We live in an era when our entire digital life seems to have been declared public record by the FISA court. Our reliance on technology makes many of us open books to the prying eyes of law enforcement. ‘So what – I got nothing to hide,’ we tell ourselves.
That is until we consider that the average American probably commits 3 felonies a day.
According to the book, Three Felonies a Day: How the Feds Target the Innocent, by Harvey A. Silvergate, because of the massive expansion of modern federal criminal laws, pretty much any one of us is a sitting duck for federal prosecutors to pin serious charges on…

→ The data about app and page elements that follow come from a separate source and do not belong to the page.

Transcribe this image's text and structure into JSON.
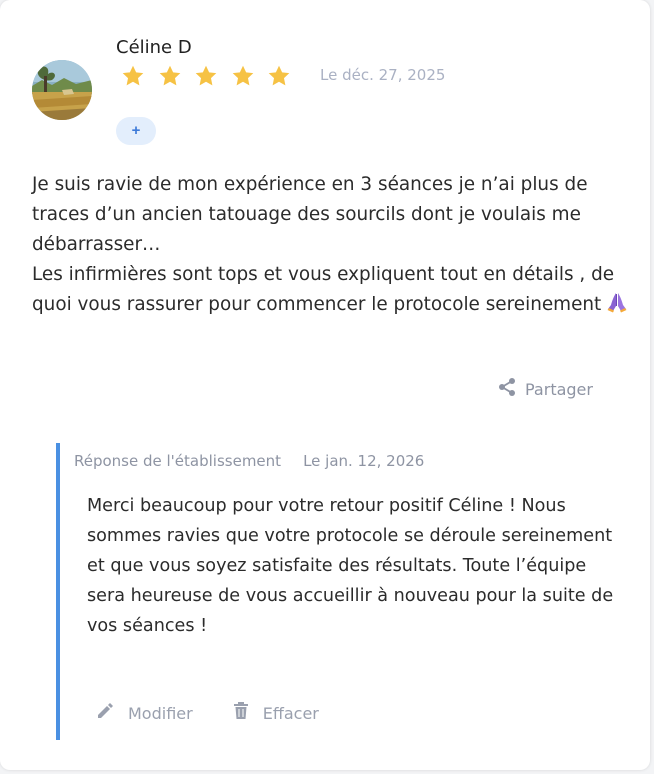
{
  "review": {
    "author": "Céline D",
    "rating": 5,
    "rating_max": 5,
    "date": "Le déc. 27, 2025",
    "expand_label": "+",
    "text_lines": [
      "Je suis ravie de mon expérience en 3 séances je n’ai plus de traces d’un ancien tatouage des sourcils dont je voulais me débarrasser…",
      "Les infirmières sont tops et vous expliquent tout en détails , de quoi vous rassurer pour commencer le protocole sereinement"
    ],
    "emoji": "folded-hands-emoji",
    "share_label": "Partager"
  },
  "reply": {
    "title": "Réponse de l'établissement",
    "date": "Le jan. 12, 2026",
    "text": "Merci beaucoup pour votre retour positif Céline ! Nous sommes ravies que votre protocole se déroule sereinement et que vous soyez satisfaite des résultats. Toute l’équipe sera heureuse de vous accueillir à nouveau pour la suite de vos séances !",
    "edit_label": "Modifier",
    "delete_label": "Effacer"
  },
  "colors": {
    "star": "#f6c244",
    "accent": "#4a90e2",
    "muted": "#8e94a3",
    "badge_bg": "#e3eefc"
  },
  "icons": [
    "star-icon",
    "plus-icon",
    "share-icon",
    "pencil-icon",
    "trash-icon"
  ]
}
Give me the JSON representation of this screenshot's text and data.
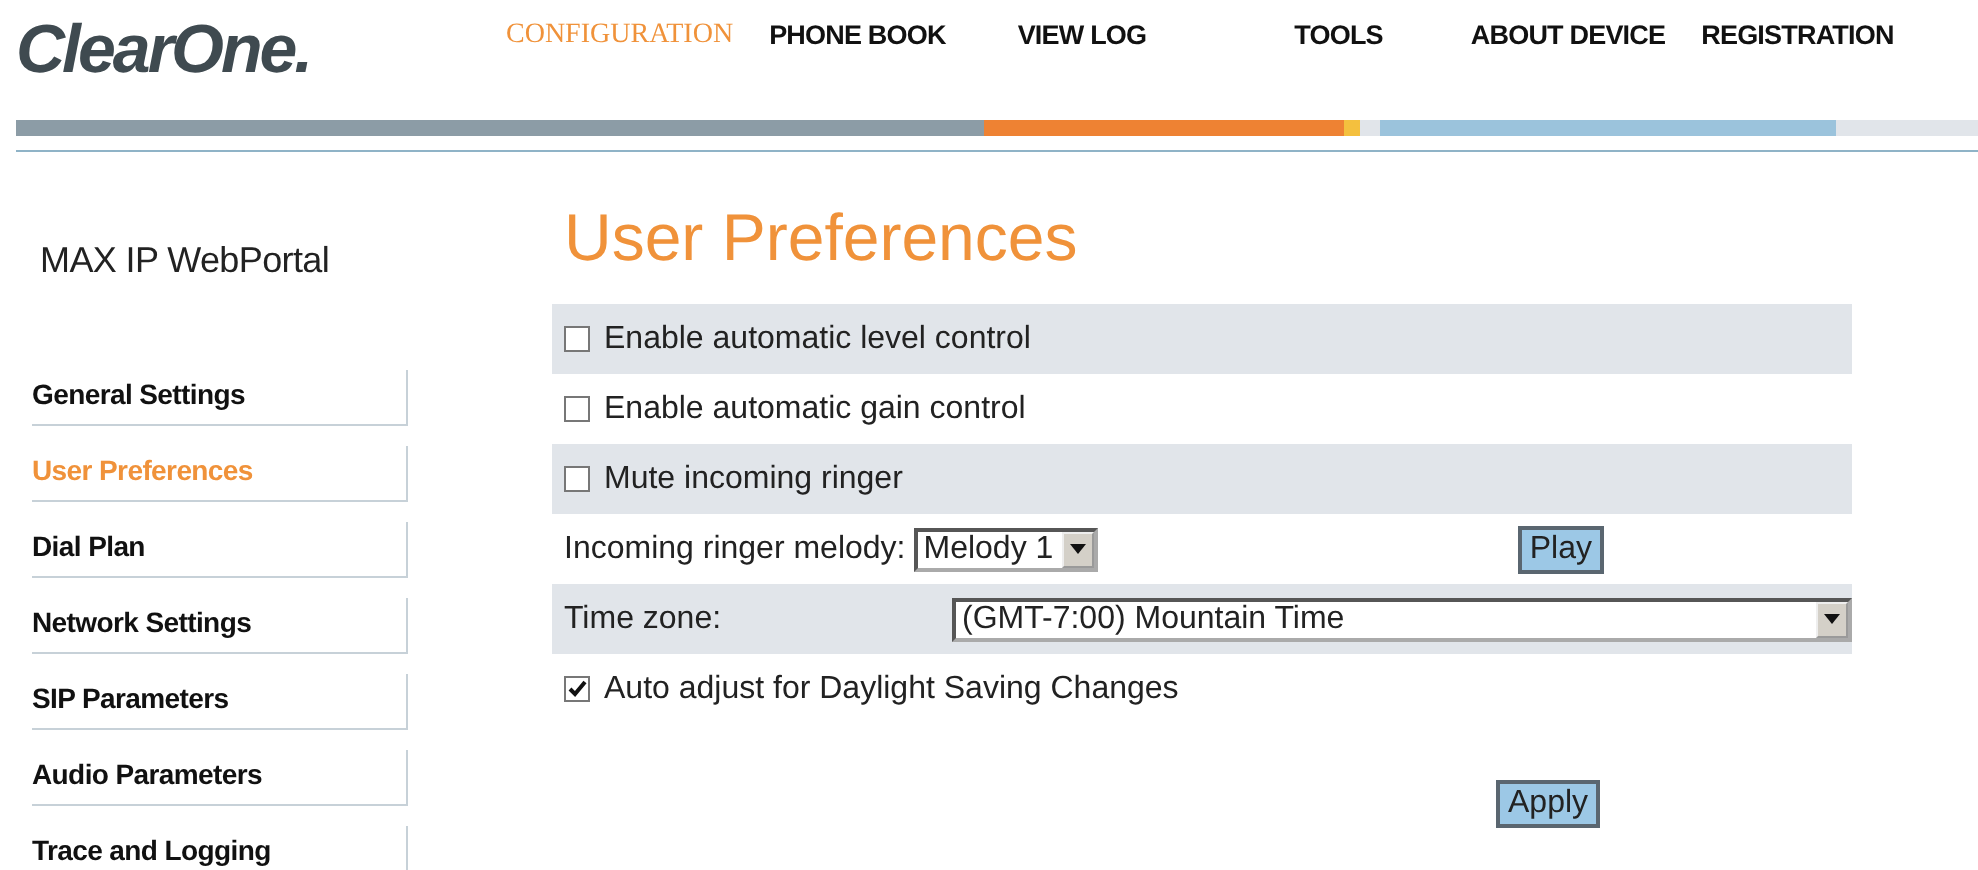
{
  "logo": "ClearOne.",
  "nav": [
    {
      "label": "CONFIGURATION",
      "selected": true
    },
    {
      "label": "PHONE BOOK",
      "selected": false
    },
    {
      "label": "VIEW LOG",
      "selected": false
    },
    {
      "label": "TOOLS",
      "selected": false
    },
    {
      "label": "ABOUT DEVICE",
      "selected": false
    },
    {
      "label": "REGISTRATION",
      "selected": false
    }
  ],
  "sidebar": {
    "title": "MAX IP WebPortal",
    "items": [
      {
        "label": "General Settings",
        "selected": false
      },
      {
        "label": "User Preferences",
        "selected": true
      },
      {
        "label": "Dial Plan",
        "selected": false
      },
      {
        "label": "Network Settings",
        "selected": false
      },
      {
        "label": "SIP Parameters",
        "selected": false
      },
      {
        "label": "Audio Parameters",
        "selected": false
      },
      {
        "label": "Trace and Logging",
        "selected": false
      }
    ]
  },
  "page_title": "User Preferences",
  "rows": [
    {
      "kind": "checkbox",
      "label": "Enable automatic level control",
      "checked": false
    },
    {
      "kind": "checkbox",
      "label": "Enable automatic gain control",
      "checked": false
    },
    {
      "kind": "checkbox",
      "label": "Mute incoming ringer",
      "checked": false
    },
    {
      "kind": "select",
      "label": "Incoming ringer melody:",
      "value": "Melody 1",
      "button": "Play"
    },
    {
      "kind": "wide-select",
      "label": "Time zone:",
      "value": "(GMT-7:00) Mountain Time"
    },
    {
      "kind": "checkbox",
      "label": "Auto adjust for Daylight Saving Changes",
      "checked": true
    }
  ],
  "apply_button": "Apply"
}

“Three Felonies a Day is the story of how citizens from all walks of life—doctors, accountants, businessmen, political activists, and others—have found themselves the targets of federal prosecutions, despite sensibly believing that they did nothing wrong, broke no laws, and harmed not a single person. From the perspective of both a legal practitioner who has represented the wrongfully-accused, and of a legal observer who has written about these trends for the past four decades, Three Felonies a Day brings home how individual liberty is threatened by zealous crusades from the Department of Justice. Even the most intelligent and informed citizen (including lawyers and judges, for that matter) cannot predict with any reasonable assurance whether a wide range of seemingly ordinary activities might be regarded by federal prosecutors as felonies.” Harvey Silvergate

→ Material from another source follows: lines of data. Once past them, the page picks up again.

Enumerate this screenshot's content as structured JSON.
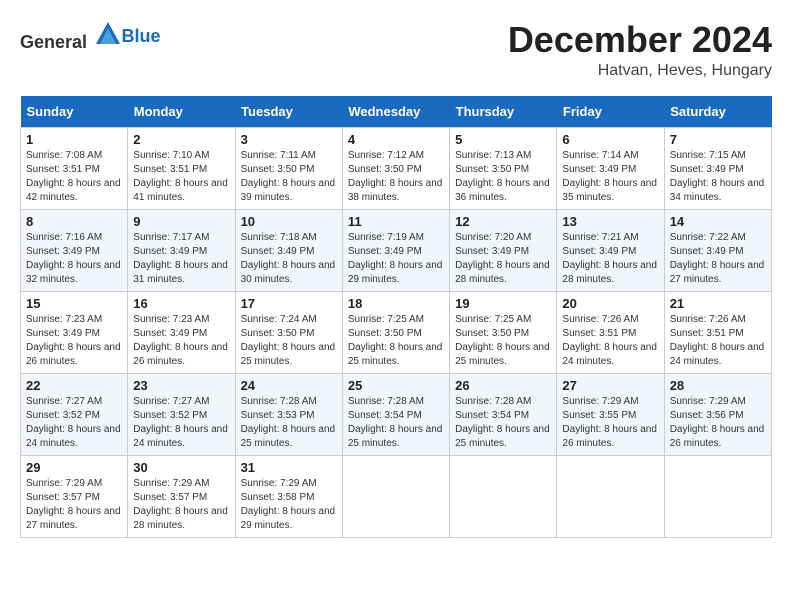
{
  "logo": {
    "general": "General",
    "blue": "Blue"
  },
  "header": {
    "month": "December 2024",
    "location": "Hatvan, Heves, Hungary"
  },
  "days_of_week": [
    "Sunday",
    "Monday",
    "Tuesday",
    "Wednesday",
    "Thursday",
    "Friday",
    "Saturday"
  ],
  "weeks": [
    [
      {
        "day": "1",
        "sunrise": "Sunrise: 7:08 AM",
        "sunset": "Sunset: 3:51 PM",
        "daylight": "Daylight: 8 hours and 42 minutes."
      },
      {
        "day": "2",
        "sunrise": "Sunrise: 7:10 AM",
        "sunset": "Sunset: 3:51 PM",
        "daylight": "Daylight: 8 hours and 41 minutes."
      },
      {
        "day": "3",
        "sunrise": "Sunrise: 7:11 AM",
        "sunset": "Sunset: 3:50 PM",
        "daylight": "Daylight: 8 hours and 39 minutes."
      },
      {
        "day": "4",
        "sunrise": "Sunrise: 7:12 AM",
        "sunset": "Sunset: 3:50 PM",
        "daylight": "Daylight: 8 hours and 38 minutes."
      },
      {
        "day": "5",
        "sunrise": "Sunrise: 7:13 AM",
        "sunset": "Sunset: 3:50 PM",
        "daylight": "Daylight: 8 hours and 36 minutes."
      },
      {
        "day": "6",
        "sunrise": "Sunrise: 7:14 AM",
        "sunset": "Sunset: 3:49 PM",
        "daylight": "Daylight: 8 hours and 35 minutes."
      },
      {
        "day": "7",
        "sunrise": "Sunrise: 7:15 AM",
        "sunset": "Sunset: 3:49 PM",
        "daylight": "Daylight: 8 hours and 34 minutes."
      }
    ],
    [
      {
        "day": "8",
        "sunrise": "Sunrise: 7:16 AM",
        "sunset": "Sunset: 3:49 PM",
        "daylight": "Daylight: 8 hours and 32 minutes."
      },
      {
        "day": "9",
        "sunrise": "Sunrise: 7:17 AM",
        "sunset": "Sunset: 3:49 PM",
        "daylight": "Daylight: 8 hours and 31 minutes."
      },
      {
        "day": "10",
        "sunrise": "Sunrise: 7:18 AM",
        "sunset": "Sunset: 3:49 PM",
        "daylight": "Daylight: 8 hours and 30 minutes."
      },
      {
        "day": "11",
        "sunrise": "Sunrise: 7:19 AM",
        "sunset": "Sunset: 3:49 PM",
        "daylight": "Daylight: 8 hours and 29 minutes."
      },
      {
        "day": "12",
        "sunrise": "Sunrise: 7:20 AM",
        "sunset": "Sunset: 3:49 PM",
        "daylight": "Daylight: 8 hours and 28 minutes."
      },
      {
        "day": "13",
        "sunrise": "Sunrise: 7:21 AM",
        "sunset": "Sunset: 3:49 PM",
        "daylight": "Daylight: 8 hours and 28 minutes."
      },
      {
        "day": "14",
        "sunrise": "Sunrise: 7:22 AM",
        "sunset": "Sunset: 3:49 PM",
        "daylight": "Daylight: 8 hours and 27 minutes."
      }
    ],
    [
      {
        "day": "15",
        "sunrise": "Sunrise: 7:23 AM",
        "sunset": "Sunset: 3:49 PM",
        "daylight": "Daylight: 8 hours and 26 minutes."
      },
      {
        "day": "16",
        "sunrise": "Sunrise: 7:23 AM",
        "sunset": "Sunset: 3:49 PM",
        "daylight": "Daylight: 8 hours and 26 minutes."
      },
      {
        "day": "17",
        "sunrise": "Sunrise: 7:24 AM",
        "sunset": "Sunset: 3:50 PM",
        "daylight": "Daylight: 8 hours and 25 minutes."
      },
      {
        "day": "18",
        "sunrise": "Sunrise: 7:25 AM",
        "sunset": "Sunset: 3:50 PM",
        "daylight": "Daylight: 8 hours and 25 minutes."
      },
      {
        "day": "19",
        "sunrise": "Sunrise: 7:25 AM",
        "sunset": "Sunset: 3:50 PM",
        "daylight": "Daylight: 8 hours and 25 minutes."
      },
      {
        "day": "20",
        "sunrise": "Sunrise: 7:26 AM",
        "sunset": "Sunset: 3:51 PM",
        "daylight": "Daylight: 8 hours and 24 minutes."
      },
      {
        "day": "21",
        "sunrise": "Sunrise: 7:26 AM",
        "sunset": "Sunset: 3:51 PM",
        "daylight": "Daylight: 8 hours and 24 minutes."
      }
    ],
    [
      {
        "day": "22",
        "sunrise": "Sunrise: 7:27 AM",
        "sunset": "Sunset: 3:52 PM",
        "daylight": "Daylight: 8 hours and 24 minutes."
      },
      {
        "day": "23",
        "sunrise": "Sunrise: 7:27 AM",
        "sunset": "Sunset: 3:52 PM",
        "daylight": "Daylight: 8 hours and 24 minutes."
      },
      {
        "day": "24",
        "sunrise": "Sunrise: 7:28 AM",
        "sunset": "Sunset: 3:53 PM",
        "daylight": "Daylight: 8 hours and 25 minutes."
      },
      {
        "day": "25",
        "sunrise": "Sunrise: 7:28 AM",
        "sunset": "Sunset: 3:54 PM",
        "daylight": "Daylight: 8 hours and 25 minutes."
      },
      {
        "day": "26",
        "sunrise": "Sunrise: 7:28 AM",
        "sunset": "Sunset: 3:54 PM",
        "daylight": "Daylight: 8 hours and 25 minutes."
      },
      {
        "day": "27",
        "sunrise": "Sunrise: 7:29 AM",
        "sunset": "Sunset: 3:55 PM",
        "daylight": "Daylight: 8 hours and 26 minutes."
      },
      {
        "day": "28",
        "sunrise": "Sunrise: 7:29 AM",
        "sunset": "Sunset: 3:56 PM",
        "daylight": "Daylight: 8 hours and 26 minutes."
      }
    ],
    [
      {
        "day": "29",
        "sunrise": "Sunrise: 7:29 AM",
        "sunset": "Sunset: 3:57 PM",
        "daylight": "Daylight: 8 hours and 27 minutes."
      },
      {
        "day": "30",
        "sunrise": "Sunrise: 7:29 AM",
        "sunset": "Sunset: 3:57 PM",
        "daylight": "Daylight: 8 hours and 28 minutes."
      },
      {
        "day": "31",
        "sunrise": "Sunrise: 7:29 AM",
        "sunset": "Sunset: 3:58 PM",
        "daylight": "Daylight: 8 hours and 29 minutes."
      },
      null,
      null,
      null,
      null
    ]
  ]
}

Examples abound of Silvergate’s theory in practice. The case of Luke Scaramazzo is one overt example. Scaramazzo operated a marijuana dispensary in accordance with California state law from 2004 to 2006, but was targeted by federal prosecutors and given 20 years in prison after making this rap video…

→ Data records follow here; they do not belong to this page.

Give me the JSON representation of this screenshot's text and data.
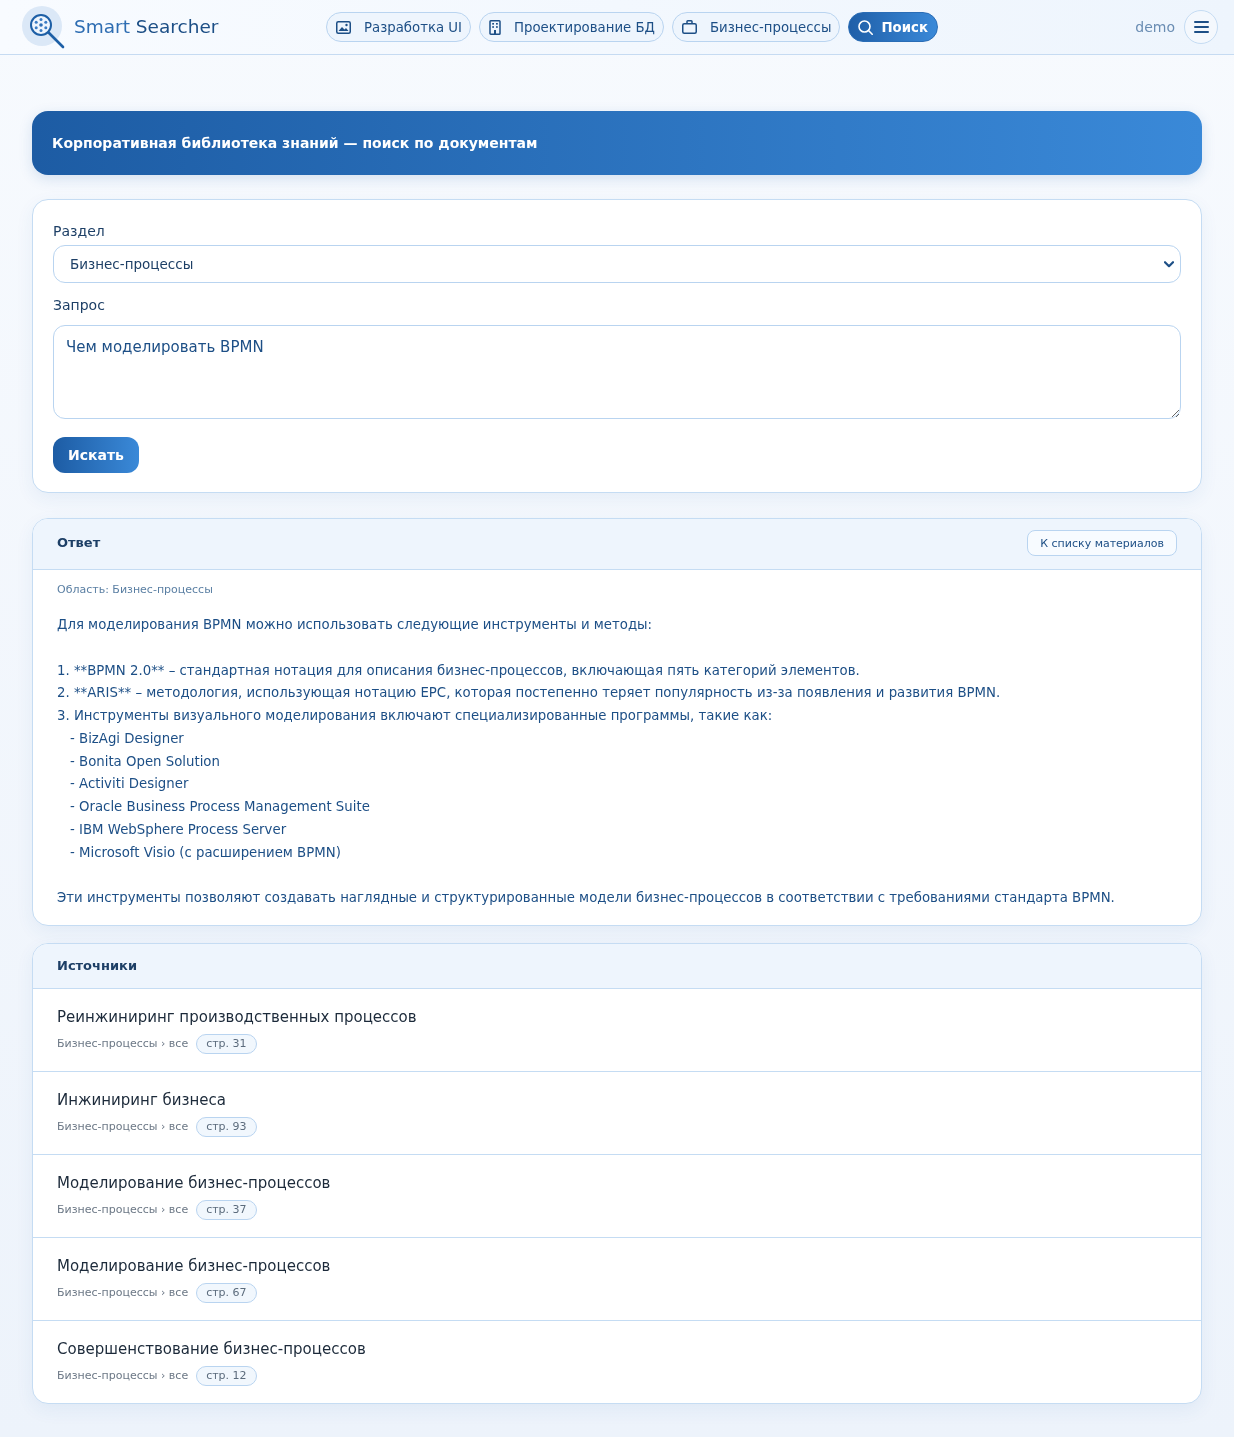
{
  "header": {
    "logo_words": [
      "Smart",
      "Searcher"
    ],
    "nav": [
      {
        "label": "Разработка UI",
        "selected": false
      },
      {
        "label": "Проектирование БД",
        "selected": false
      },
      {
        "label": "Бизнес-процессы",
        "selected": false
      },
      {
        "label": "Поиск",
        "selected": true
      }
    ],
    "user": "demo"
  },
  "banner": {
    "title": "Корпоративная библиотека знаний — поиск по документам"
  },
  "search_form": {
    "section_label": "Раздел",
    "section_value": "Бизнес-процессы",
    "query_label": "Запрос",
    "query_value": "Чем моделировать BPMN",
    "submit": "Искать"
  },
  "answer": {
    "title": "Ответ",
    "back_button": "К списку материалов",
    "scope": "Область: Бизнес-процессы",
    "intro": "Для моделирования BPMN можно использовать следующие инструменты и методы:",
    "items": [
      {
        "text": "1. **BPMN 2.0** – стандартная нотация для описания бизнес-процессов, включающая пять категорий элементов."
      },
      {
        "text": "2. **ARIS** – методология, использующая нотацию EPC, которая постепенно теряет популярность из-за появления и развития BPMN."
      },
      {
        "text": "3. Инструменты визуального моделирования включают специализированные программы, такие как:",
        "children": [
          {
            "text": "- BizAgi Designer"
          },
          {
            "text": "- Bonita Open Solution"
          },
          {
            "text": "- Activiti Designer"
          },
          {
            "text": "- Oracle Business Process Management Suite"
          },
          {
            "text": "- IBM WebSphere Process Server"
          },
          {
            "text": "- Microsoft Visio (с расширением BPMN)"
          }
        ]
      }
    ],
    "conclusion": "Эти инструменты позволяют создавать наглядные и структурированные модели бизнес-процессов в соответствии с требованиями стандарта BPMN."
  },
  "sources": {
    "title": "Источники",
    "items": [
      {
        "title": "Реинжиниринг производственных процессов",
        "path": "Бизнес-процессы › все",
        "page": "стр. 31"
      },
      {
        "title": "Инжиниринг бизнеса",
        "path": "Бизнес-процессы › все",
        "page": "стр. 93"
      },
      {
        "title": "Моделирование бизнес-процессов",
        "path": "Бизнес-процессы › все",
        "page": "стр. 37"
      },
      {
        "title": "Моделирование бизнес-процессов",
        "path": "Бизнес-процессы › все",
        "page": "стр. 67"
      },
      {
        "title": "Совершенствование бизнес-процессов",
        "path": "Бизнес-процессы › все",
        "page": "стр. 12"
      }
    ]
  }
}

Other examples in recent memory include the unfortunate case of Aaron Swartz, who in July 2011 was arrested for allegedly scraping 4 million MIT papers from the JSTOR online journal archive. Swartz eventually committed suicide due to pressure and threats from federal prosecutors, who informed him that if he should fight the charges he would face decades in prison.
And what about the case of teen Justin Carter, who made a sarcastic comment on facebook and now sits in jail facing 8 years for charges of making a terroristic threat (see full story here)
So think twice before you post that subversive article, or send that email to your legislature, because someone with the power to put you in jail is always watching.